I stumbled across two videos that did a great job explaining the dangers of sitting. This blog will highlight the first video, and our next blog will do the same for the second video.
Video 1: Why Sitting is Bad for You
Viewing Time: 5:05 min.
This awesome video is part of the TedEd Lessons Worth Sharing series. In the video Murat Dalkilinc investigates the hidden risks of sitting down. Not only is the video animation engaging but also the video is really educational and covers a lot of points that have not been mentioned in other articles and media coverage. It’s only five minutes of your time and definitely well worth the watch. Here are a few of the key points from the video:
The longer you stay put, the more agitated your body becomes. It sits there counting down the moments until you stand up again and take it for a walk.
The human body is built to move, and you can see evidence of that in the way it’s structured. Inside us are over 360 joints and about 700 skeletal muscles that enable easy, fluid motion.
Our body depends on us moving around to be able to circulate properly. Our nerve cells benefit from movement, and our skin is elastic, meaning it molds to our motions.

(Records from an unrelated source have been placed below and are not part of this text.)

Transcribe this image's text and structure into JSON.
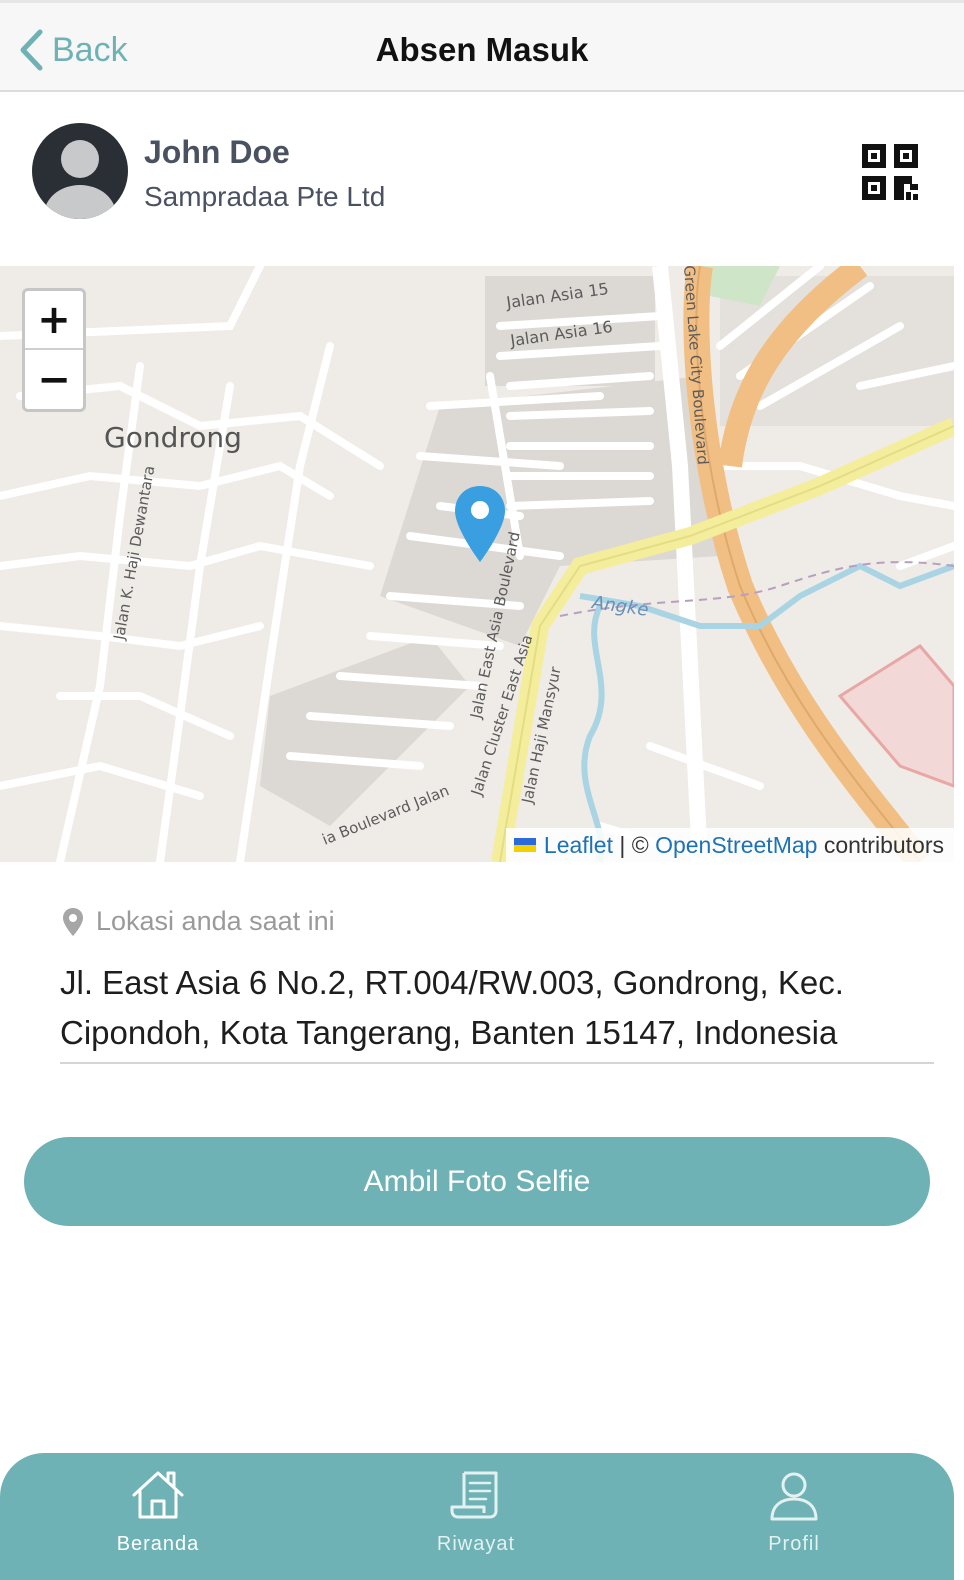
{
  "header": {
    "back_label": "Back",
    "title": "Absen Masuk"
  },
  "profile": {
    "name": "John Doe",
    "company": "Sampradaa Pte Ltd",
    "qr_icon": "qr-code-icon"
  },
  "map": {
    "zoom_in": "+",
    "zoom_out": "−",
    "labels": {
      "area": "Gondrong",
      "road_1": "Jalan K. Haji Dewantara",
      "road_2": "Jalan Asia 15",
      "road_3": "Jalan Asia 16",
      "road_4": "Jalan East Asia Boulevard",
      "road_5": "Jalan Cluster East Asia",
      "road_6": "Jalan Haji Mansyur",
      "road_7": "Green Lake City Boulevard",
      "river": "Angke",
      "road_8": "ia Boulevard  Jalan"
    },
    "attribution": {
      "leaflet": "Leaflet",
      "separator": " | © ",
      "osm": "OpenStreetMap",
      "suffix": " contributors"
    }
  },
  "location": {
    "label": "Lokasi anda saat ini",
    "address": "Jl. East Asia 6 No.2, RT.004/RW.003, Gondrong, Kec. Cipondoh, Kota Tangerang, Banten 15147, Indonesia"
  },
  "actions": {
    "selfie_label": "Ambil Foto Selfie"
  },
  "bottom_nav": {
    "items": [
      {
        "label": "Beranda",
        "icon": "home-icon",
        "active": true
      },
      {
        "label": "Riwayat",
        "icon": "receipt-icon",
        "active": false
      },
      {
        "label": "Profil",
        "icon": "user-icon",
        "active": false
      }
    ]
  },
  "colors": {
    "accent": "#6fb2b6",
    "header_bg": "#f7f7f7",
    "pin": "#3a9fe0"
  }
}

A common way of sitting is with a curved back and slumped shoulders, a position that puts uneven pressure on your spine. Over time, this causes wear and tear in your spinal discs, overworks certain ligaments and joints, and puts strain on muscles that stretch to accommodate your back’s curved position.
Sitting for long periods also temporarily deactivates lipoprotein lipase, a special enzyme in the walls of blood capillaries that breaks down fats in the blood, so when you sit you’re not burning fat nearly as well as when you move around.
Being stationary reduces blood flow and the amount of oxygen entering your blood stream through your lungs. Your brain requires both of those things to remain alert, so your concentration levels will most likely dip as your brain activity slows.
Researchers have worked out that, worldwide, inactivity causes about 9% of premature deaths a year. That’s over 5 million people.
So what seems like such a harmless habit actually has the power to change our health.
One of the shortcomings of the video is it doesn’t cover practical solutions that can help people avoid prolonged periods of sitting. Standee Co. offers some great, in expensive solutions including stand-up desks and anti-fatigue mats.